(Interface dataset entries)
########

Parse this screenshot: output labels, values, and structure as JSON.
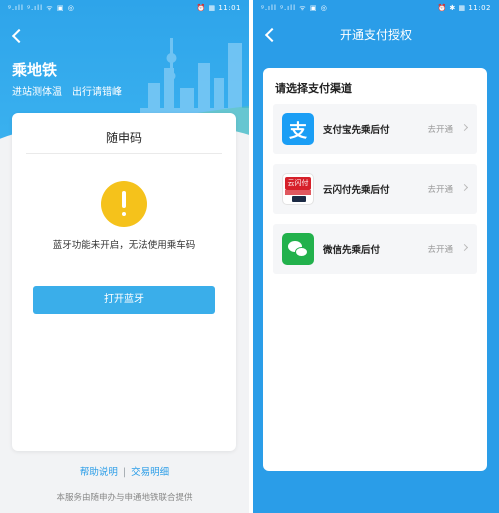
{
  "left_screen": {
    "status_bar": {
      "left": "ᵍ.ıll ᵍ.ıll ᯤ ▣ ◎",
      "right": "⏰ ▦ 11:01"
    },
    "header": {
      "title": "乘地铁",
      "subtitle": "进站测体温　出行请错峰"
    },
    "card": {
      "title": "随申码",
      "warning_text": "蓝牙功能未开启，无法使用乘车码",
      "button_label": "打开蓝牙"
    },
    "footer": {
      "help_link": "帮助说明",
      "separator": "|",
      "transactions_link": "交易明细",
      "note": "本服务由随申办与申通地铁联合提供"
    }
  },
  "right_screen": {
    "status_bar": {
      "left": "ᵍ.ıll ᵍ.ıll ᯤ ▣ ◎",
      "right": "⏰ ✱ ▦ 11:02"
    },
    "nav": {
      "title": "开通支付授权"
    },
    "card": {
      "heading": "请选择支付渠道",
      "channels": [
        {
          "label": "支付宝先乘后付",
          "action": "去开通",
          "icon": "alipay-icon",
          "icon_glyph": "支"
        },
        {
          "label": "云闪付先乘后付",
          "action": "去开通",
          "icon": "unionpay-icon",
          "icon_glyph": "云闪付"
        },
        {
          "label": "微信先乘后付",
          "action": "去开通",
          "icon": "wechat-icon"
        }
      ]
    }
  },
  "colors": {
    "accent_blue": "#2a9de8",
    "button_blue": "#3aaeea",
    "warning_yellow": "#f5c21b",
    "alipay_blue": "#1a9ef5",
    "unionpay_red": "#d6202a",
    "wechat_green": "#22b14c"
  }
}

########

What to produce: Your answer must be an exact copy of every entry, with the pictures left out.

Response to this task:
Parse this screenshot: output labels, values, and structure as JSON.
{
  "left_screen": {
    "status_bar": {
      "left": "ᵍ.ıll ᵍ.ıll ᯤ ▣ ◎",
      "right": "⏰ ▦ 11:01"
    },
    "header": {
      "title": "乘地铁",
      "subtitle": "进站测体温　出行请错峰"
    },
    "card": {
      "title": "随申码",
      "warning_text": "蓝牙功能未开启，无法使用乘车码",
      "button_label": "打开蓝牙"
    },
    "footer": {
      "help_link": "帮助说明",
      "separator": "|",
      "transactions_link": "交易明细",
      "note": "本服务由随申办与申通地铁联合提供"
    }
  },
  "right_screen": {
    "status_bar": {
      "left": "ᵍ.ıll ᵍ.ıll ᯤ ▣ ◎",
      "right": "⏰ ✱ ▦ 11:02"
    },
    "nav": {
      "title": "开通支付授权"
    },
    "card": {
      "heading": "请选择支付渠道",
      "channels": [
        {
          "label": "支付宝先乘后付",
          "action": "去开通",
          "icon": "alipay-icon",
          "icon_glyph": "支"
        },
        {
          "label": "云闪付先乘后付",
          "action": "去开通",
          "icon": "unionpay-icon",
          "icon_glyph": "云闪付"
        },
        {
          "label": "微信先乘后付",
          "action": "去开通",
          "icon": "wechat-icon"
        }
      ]
    }
  },
  "colors": {
    "accent_blue": "#2a9de8",
    "button_blue": "#3aaeea",
    "warning_yellow": "#f5c21b",
    "alipay_blue": "#1a9ef5",
    "unionpay_red": "#d6202a",
    "wechat_green": "#22b14c"
  }
}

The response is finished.